===== Records provided
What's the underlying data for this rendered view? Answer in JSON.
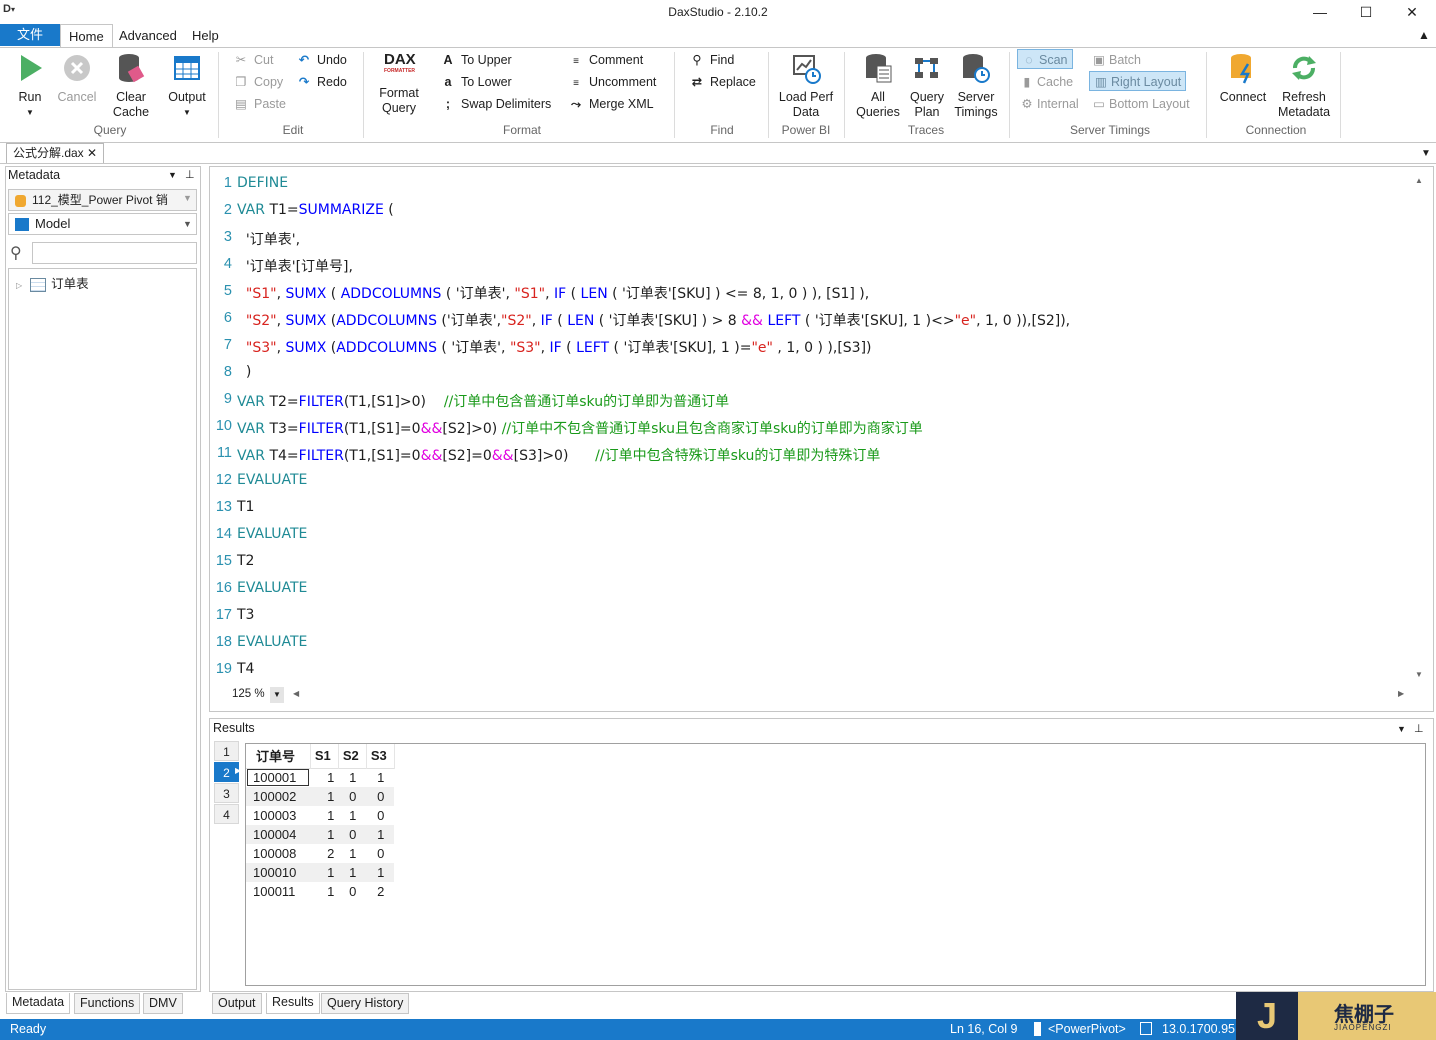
{
  "window": {
    "title": "DaxStudio - 2.10.2",
    "min": "—",
    "max": "☐",
    "close": "✕"
  },
  "ribbon_tabs": {
    "file": "文件",
    "home": "Home",
    "advanced": "Advanced",
    "help": "Help"
  },
  "groups": {
    "query": {
      "label": "Query",
      "run": "Run",
      "cancel": "Cancel",
      "clear_cache": [
        "Clear",
        "Cache"
      ],
      "output": "Output"
    },
    "edit": {
      "label": "Edit",
      "cut": "Cut",
      "copy": "Copy",
      "paste": "Paste",
      "undo": "Undo",
      "redo": "Redo"
    },
    "format": {
      "label": "Format",
      "format_query": [
        "Format",
        "Query"
      ],
      "to_upper": "To Upper",
      "to_lower": "To Lower",
      "swap": "Swap Delimiters",
      "comment": "Comment",
      "uncomment": "Uncomment",
      "merge": "Merge XML"
    },
    "find": {
      "label": "Find",
      "find": "Find",
      "replace": "Replace"
    },
    "powerbi": {
      "label": "Power BI",
      "load": [
        "Load Perf",
        "Data"
      ]
    },
    "traces": {
      "label": "Traces",
      "all": [
        "All",
        "Queries"
      ],
      "plan": [
        "Query",
        "Plan"
      ],
      "timings": [
        "Server",
        "Timings"
      ]
    },
    "server_timings": {
      "label": "Server Timings",
      "scan": "Scan",
      "cache": "Cache",
      "internal": "Internal",
      "batch": "Batch",
      "right_layout": "Right Layout",
      "bottom_layout": "Bottom Layout"
    },
    "connection": {
      "label": "Connection",
      "connect": "Connect",
      "refresh": [
        "Refresh",
        "Metadata"
      ]
    }
  },
  "doc_tab": {
    "name": "公式分解.dax"
  },
  "metadata": {
    "header": "Metadata",
    "model_source": "112_模型_Power Pivot 销",
    "model": "Model",
    "table": "订单表"
  },
  "left_tabs": [
    "Metadata",
    "Functions",
    "DMV"
  ],
  "editor": {
    "zoom": "125 %",
    "line_numbers": [
      "1",
      "2",
      "3",
      "4",
      "5",
      "6",
      "7",
      "8",
      "9",
      "10",
      "11",
      "12",
      "13",
      "14",
      "15",
      "16",
      "17",
      "18",
      "19"
    ]
  },
  "results": {
    "header": "Results",
    "result_sets": [
      "1",
      "2",
      "3",
      "4"
    ],
    "columns": [
      "订单号",
      "S1",
      "S2",
      "S3"
    ],
    "rows": [
      [
        "100001",
        "1",
        "1",
        "1"
      ],
      [
        "100002",
        "1",
        "0",
        "0"
      ],
      [
        "100003",
        "1",
        "1",
        "0"
      ],
      [
        "100004",
        "1",
        "0",
        "1"
      ],
      [
        "100008",
        "2",
        "1",
        "0"
      ],
      [
        "100010",
        "1",
        "1",
        "1"
      ],
      [
        "100011",
        "1",
        "0",
        "2"
      ]
    ]
  },
  "bottom_tabs": [
    "Output",
    "Results",
    "Query History"
  ],
  "status": {
    "ready": "Ready",
    "position": "Ln 16, Col 9",
    "server": "<PowerPivot>",
    "version": "13.0.1700.95"
  },
  "watermark": {
    "letter": "J",
    "cn": "焦棚子",
    "en": "JIAOPENGZI"
  },
  "colors": {
    "accent": "#1979ca",
    "keyword": "#1f8a95",
    "function": "#0000ff",
    "string": "#d8241f",
    "operator": "#e000e0",
    "comment": "#1a9a1a"
  }
}
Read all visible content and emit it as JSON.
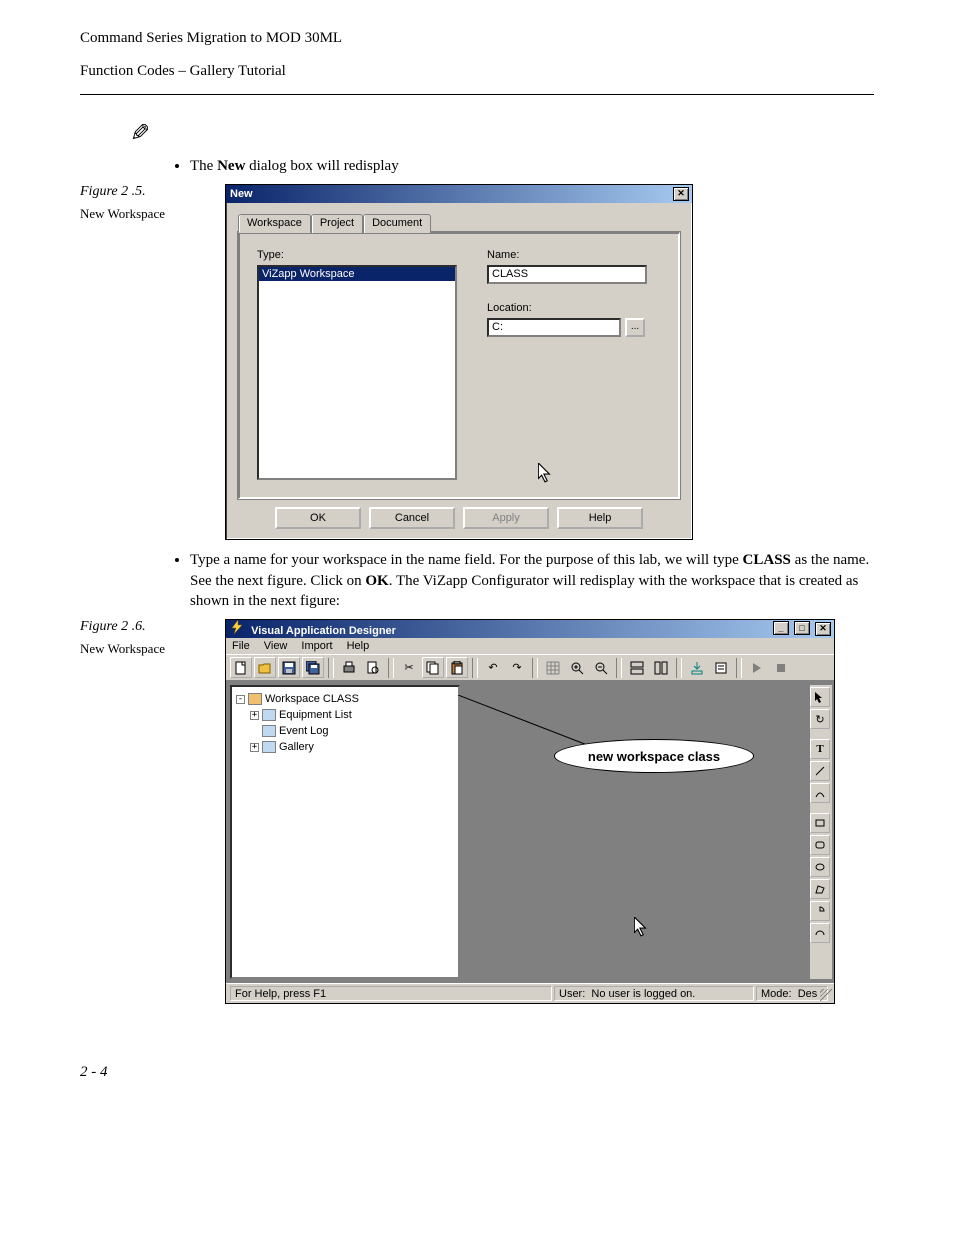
{
  "doc_header": {
    "title": "Command Series Migration to MOD 30ML",
    "subtitle": "Function Codes – Gallery Tutorial"
  },
  "bullets": {
    "item1_prefix": "The ",
    "item1_bold": "New",
    "item1_suffix": " dialog box will redisplay",
    "item2_part1": "Type a name for your workspace in the name field. For the purpose of this lab, we will type ",
    "item2_bold1": "CLASS",
    "item2_part2": " as the name. See the next figure. Click on ",
    "item2_bold2": "OK",
    "item2_part3": ". The ViZapp Configurator will redisplay with the workspace that is created as shown in the next figure:"
  },
  "figures": {
    "f25_num": "Figure 2 .5.",
    "f25_cap": "New Workspace",
    "f26_num": "Figure 2 .6.",
    "f26_cap": "New Workspace"
  },
  "dlg_new": {
    "title": "New",
    "tabs": {
      "workspace": "Workspace",
      "project": "Project",
      "document": "Document"
    },
    "type_label": "Type:",
    "type_item": "ViZapp Workspace",
    "name_label": "Name:",
    "name_value": "CLASS",
    "location_label": "Location:",
    "location_value": "C:",
    "browse_label": "...",
    "buttons": {
      "ok": "OK",
      "cancel": "Cancel",
      "apply": "Apply",
      "help": "Help"
    }
  },
  "vad": {
    "title": "Visual Application Designer",
    "menus": {
      "file": "File",
      "view": "View",
      "import": "Import",
      "help": "Help"
    },
    "tree": {
      "root": "Workspace CLASS",
      "n1": "Equipment List",
      "n2": "Event Log",
      "n3": "Gallery"
    },
    "callout": "new workspace class",
    "status": {
      "help": "For Help, press F1",
      "user_label": "User:",
      "user_value": "No user is logged on.",
      "mode_label": "Mode:",
      "mode_value": "Des"
    }
  },
  "page_number": "2 - 4"
}
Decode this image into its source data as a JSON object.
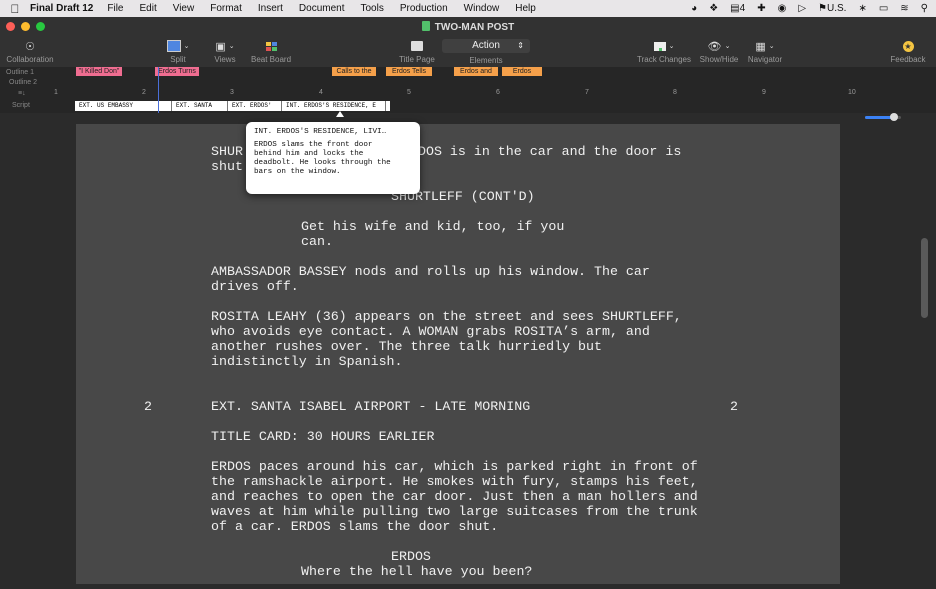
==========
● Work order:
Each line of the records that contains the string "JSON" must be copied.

● Solution for this exercise:
What's the underlying data for this rendered view? Answer in JSON.
Read all visible content and emit it as JSON.
Decode this image into its source data as a JSON object.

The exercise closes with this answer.